Macron wins: hard Brexit anticipated, what will be the impact on the UK financial services ecosystem?

Brexit Severity Index[1]
Previously: Level 5
Now (after the French election): Level 7

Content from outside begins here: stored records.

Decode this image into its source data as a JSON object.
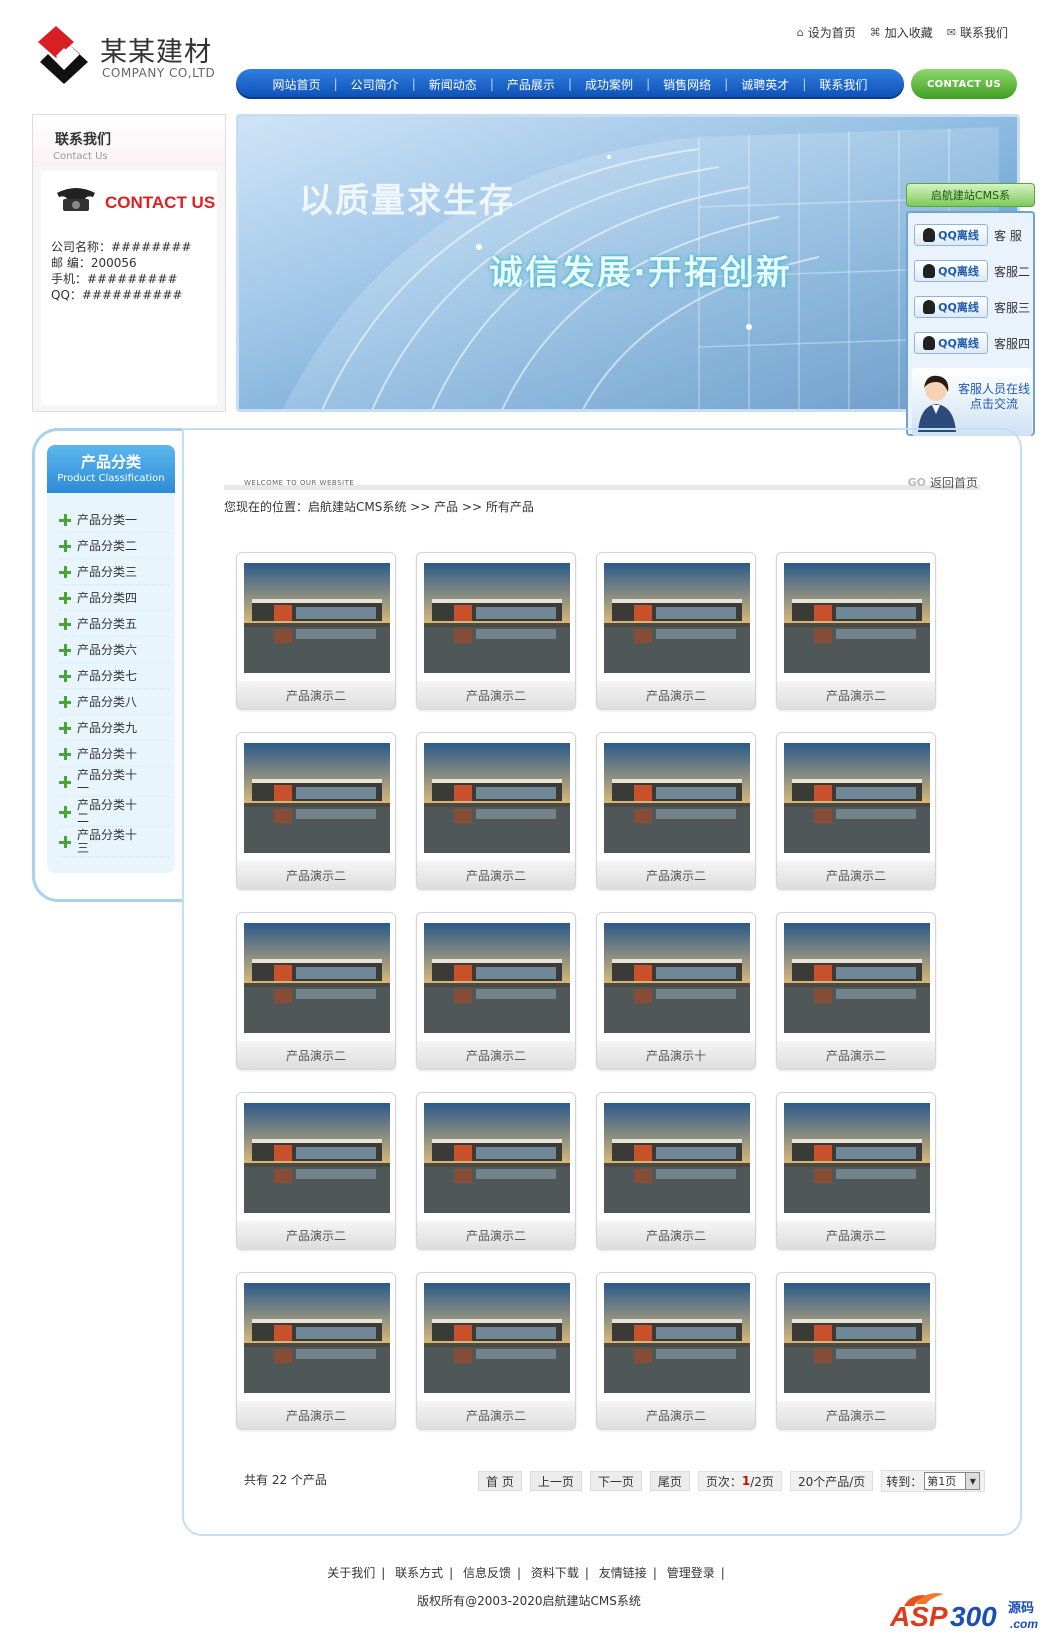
{
  "header": {
    "logo_cn": "某某建材",
    "logo_en": "COMPANY CO,LTD",
    "top_links": [
      "设为首页",
      "加入收藏",
      "联系我们"
    ],
    "nav": [
      "网站首页",
      "公司简介",
      "新闻动态",
      "产品展示",
      "成功案例",
      "销售网络",
      "诚聘英才",
      "联系我们"
    ],
    "contact_button": "CONTACT US"
  },
  "contact": {
    "title": "联系我们",
    "subtitle": "Contact Us",
    "contact_us": "CONTACT US",
    "company": "公司名称：########",
    "postcode": "邮 编：200056",
    "mobile": "手机：#########",
    "qq": "QQ：##########"
  },
  "banner": {
    "line1": "以质量求生存",
    "line2": "诚信发展·开拓创新"
  },
  "qq_float": {
    "title": "启航建站CMS系",
    "qq_label": "QQ离线",
    "agents": [
      "客 服",
      "客服二",
      "客服三",
      "客服四"
    ],
    "online_line1": "客服人员在线",
    "online_line2": "点击交流"
  },
  "sidebar": {
    "title": "产品分类",
    "subtitle": "Product Classification",
    "categories": [
      "产品分类一",
      "产品分类二",
      "产品分类三",
      "产品分类四",
      "产品分类五",
      "产品分类六",
      "产品分类七",
      "产品分类八",
      "产品分类九",
      "产品分类十",
      "产品分类十一",
      "产品分类十二",
      "产品分类十三"
    ]
  },
  "content": {
    "welcome": "WELCOME TO OUR WEBSITE",
    "go_mark": "GO",
    "back_home": "返回首页",
    "breadcrumb": "您现在的位置：启航建站CMS系统 >> 产品 >> 所有产品",
    "products": [
      "产品演示二",
      "产品演示二",
      "产品演示二",
      "产品演示二",
      "产品演示二",
      "产品演示二",
      "产品演示二",
      "产品演示二",
      "产品演示二",
      "产品演示二",
      "产品演示十",
      "产品演示二",
      "产品演示二",
      "产品演示二",
      "产品演示二",
      "产品演示二",
      "产品演示二",
      "产品演示二",
      "产品演示二",
      "产品演示二"
    ]
  },
  "pagination": {
    "total": "共有 22 个产品",
    "first": "首 页",
    "prev": "上一页",
    "next": "下一页",
    "last": "尾页",
    "page_label": "页次：",
    "page_current": "1",
    "page_total": "/2页",
    "per_page": "20个产品/页",
    "jump_label": "转到：",
    "jump_value": "第1页"
  },
  "footer": {
    "links": [
      "关于我们",
      "联系方式",
      "信息反馈",
      "资料下载",
      "友情链接",
      "管理登录"
    ],
    "copyright": "版权所有@2003-2020启航建站CMS系统",
    "watermark": "ASP300 源码 .com"
  },
  "colors": {
    "nav_blue": "#1a5fc8",
    "contact_green": "#5bb33a",
    "accent_red": "#e02020",
    "frame_blue": "#aad1ef"
  }
}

Macron’s election win will undoubtedly have a significant impact on the stance that the EU will hold with regard to Brexit. Whilst the Brexit negotiations are difficult to predict and ever-changing, a hard Brexit is favoured by the new French president, who has insisted on “defending the integrity” of the EU’s intertwined freedoms of movement and trade. Macron has stated Brexit is a “crime” which will leave the UK facing “servitude”. His new mandate provides him with the opportunity to substantiate his call for a hard-line approach to the coming negotiations, and warnings that there can be “no caveat or waiver” to the EU’s “unbreakable” position of serving its own interests first.
 
What does a hard Brexit mean for the UK financial services ecosystem and in particular the corporate and investment banking (CIB) industry?
The overall UK financial services ecosystem currently equates to an annual UK revenue of GBP 200bn and full-time employees (FTEs) of 1.05m. In the case of a hard Brexit, our forecasts state this whole ecosystem will decrease by 15-20%, within the range of GBP 170-160bn UK revenue and 890-840k FTEs (UK GDP nominal amount falls around 2%). Within the UK financial services ecosystem, we predict the CIB market, due to its international outlook, will decrease by 20-30% from GBP 44bn UK revenue and 110k FTEs currently to a range of GBP 35-30bn and 90-75k respectively (UK GDP nominal amount falls around 0.5%). Within all this it must be noted that the UK financial services ecosystem currently represents 10% of annual UK GDP and 3.1% of UK jobs.
 
Why could a hard Brexit severely impact the UK?
Over the next 2 years there will be a great deal of uncertainty in the UK due to the ongoing EU negotiations, which will now likely be tough with a hard Brexit. This lack of confidence will cause the UK economy to grow at a slower rate. The plausible loss of passporting rights will lead to relocations across all sectors within the UK. New tighter immigration controls as well as a less international and more insular UK will cause a loss of talent from the UK. The main antidote that can be used by the UK is the introduction of lighter regulations and lower tax in a post-Brexit UK, which could attract business inwards.
 
Will EU financial centres be able to capitalise on a hard Brexit?
All EU financial centres will hope to gain from the Brexit aftermath and London’s financial services exodus. However the current GFCI 21 global financial centre ranking places London in 1st with the closest EU competitors being Luxembourg in 18th, Frankfurt 23rd, Paris 29th and Dublin 33rd. Consequently unless EU financial centres manage to react quickly and make their locations more attractive by upgrading their financial services business environment and infrastructure as well as possibly offering lower corporate tax rates, their chances of attracting significant business away from London are low. However this will not prevent certain financial actors within the financial services ecosystem from potentially setting up new small hubs in other EU financial centres in order to have an EU hub as well as their existing London base. For example this includes Asset Management having a new EU financial centre in Luxembourg and the CIB industry creating a new EU hub in Frankfurt.
Whilst it is unknown how severe Brexit will finally be or whether the EU will fully capitalise on the UK’s potential loss of financial services business, one matter is certain, with the UK and German elections coming up soon the European financial services ecosystem will be watching developments closely.

Issue 2: after the UK election (June 8th 2017)
Eurogroup Consulting contact email address: finance.newsletter@egc.co.uk

 

[1] Level of severity ranges from 1 = very soft to 10 = very hard. Eurogroup Consulting is currently undertaking an in-depth study on Brexit and the index comprises advanced research and statistics across a number of drivers that will impact Brexit.